The deadly coronavirus can cause a victim's blood to curdle, a surprise complication that has disturbed experts studying the killer virus, Wired reported on Thursday.
The formation of these blood clots can be dangerous, as seen in autopsies where some people's lungs were found to be full of hundreds of microclots, The Washington Post reported last month.
These errant blood clots of a larger size could also travel to the brain or heart, causing a stroke or heart attack, the report added.
The report in Wired said researchers have long known about the link between infectious diseases and blood clotting.
It said there is also data to indicate a heightened risk of fatal heart attacks among those who get plain old influenza.

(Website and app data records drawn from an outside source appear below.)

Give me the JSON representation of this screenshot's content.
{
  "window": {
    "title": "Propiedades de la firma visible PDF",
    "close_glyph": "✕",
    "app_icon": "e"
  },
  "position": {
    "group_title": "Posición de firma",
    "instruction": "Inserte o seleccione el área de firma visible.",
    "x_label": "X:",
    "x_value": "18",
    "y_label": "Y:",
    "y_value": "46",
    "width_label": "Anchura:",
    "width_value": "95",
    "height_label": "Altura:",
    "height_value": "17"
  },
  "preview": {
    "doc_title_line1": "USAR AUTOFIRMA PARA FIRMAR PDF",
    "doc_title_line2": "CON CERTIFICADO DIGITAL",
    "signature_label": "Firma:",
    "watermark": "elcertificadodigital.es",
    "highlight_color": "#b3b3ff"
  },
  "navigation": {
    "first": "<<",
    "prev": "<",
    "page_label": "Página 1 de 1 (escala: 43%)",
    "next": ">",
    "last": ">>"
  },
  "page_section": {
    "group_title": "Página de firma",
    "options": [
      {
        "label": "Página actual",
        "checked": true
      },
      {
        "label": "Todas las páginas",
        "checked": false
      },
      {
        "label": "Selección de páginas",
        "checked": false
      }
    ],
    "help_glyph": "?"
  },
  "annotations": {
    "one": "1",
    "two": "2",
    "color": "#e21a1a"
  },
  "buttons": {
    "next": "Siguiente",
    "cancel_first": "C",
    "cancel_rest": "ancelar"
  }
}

Agence France-Presse reported in late March that Broadway and TV actor Nick Cordero's doctors were forced to amputate his right leg after he had spent nearly three weeks in an intensive care unit being treated for Covid-19.
The 41-year-old's blood flow had been impeded by a clot, in yet another dangerous complication of the disease that has been bubbling up in front-line reports from China, Europe and the United States.
The AFP report also said that while so-called "thrombotic events" occur for a variety of reasons among intensive care patients, the rates among Covid-19 patients are far higher than would be otherwise expected.
"I have had 40-year-olds in my ICU who have clots in their fingers that look like they'll lose the finger, but there's no other reason to lose the finger than the virus," Dr Shari Brosnahan, a critical care doctor at NYU Langone, told AFP.
One of these patients is suffering from a lack of blood flow to both feet and both hands, and Dr Brosnahan predicts an amputation may be necessary, or the blood vessels may get so damaged that an extremity could drop off by itself.
A recent paper from the Netherlands in the journal Thrombosis Research found that 31 per cent of 184 Covid-19 patients suffered thrombotic complications, a figure that the researchers called "remarkably high" - even if extreme consequences like amputation are rare.
Dr Behnood Bikdeli, a doctor at New York-Presbyterian Hospital, assembled an international consortium of experts to study the issue. Their findings were published in the Journal of The American College of Cardiology.
The experts found the risks were so great that Covid-19 patients "may need to receive blood thinners, preventively, prophylactically", even before imaging tests are ordered, Dr Bikdeli told AFP.
What exactly is causing it? The reasons are not fully understood, but he offered several possible explanations.
People with severe forms of Covid-19 often have underlying medical conditions, such as heart or lung disease, which are themselves linked to higher rates of blood clotting.
Next, being in intensive care makes a person likelier to develop a blood clot because they are staying still for so long. That is why, for example, people are encouraged to stretch and move around on long-haul flights.
It is also now clear that the Covid-19 illness is associated with an abnormal immune reaction called "cytokine storm" - and some research has indicated this too is linked to higher rates of clotting, the AFP report said.
There could also be something about the virus itself that is causing coagulation, which has some precedent in other viral illnesses.
A paper in the journal The Lancet last week showed that the virus can infect the inner cell layer of organs and of blood vessels, called the endothelium. This, in theory, could interfere with the clotting process.
According to Dr Brosnahan, while thinners like Heparin are effective in some patients, they do not work for all patients because the clots are at times too small.
It has been just a few months since the virus emerged in Wuhan, China, and researchers are learning more about its impact every day.
"While we react surprised, we shouldn't be as surprised as we were. Viruses tend to do weird things," Dr Brosnahan told AFP.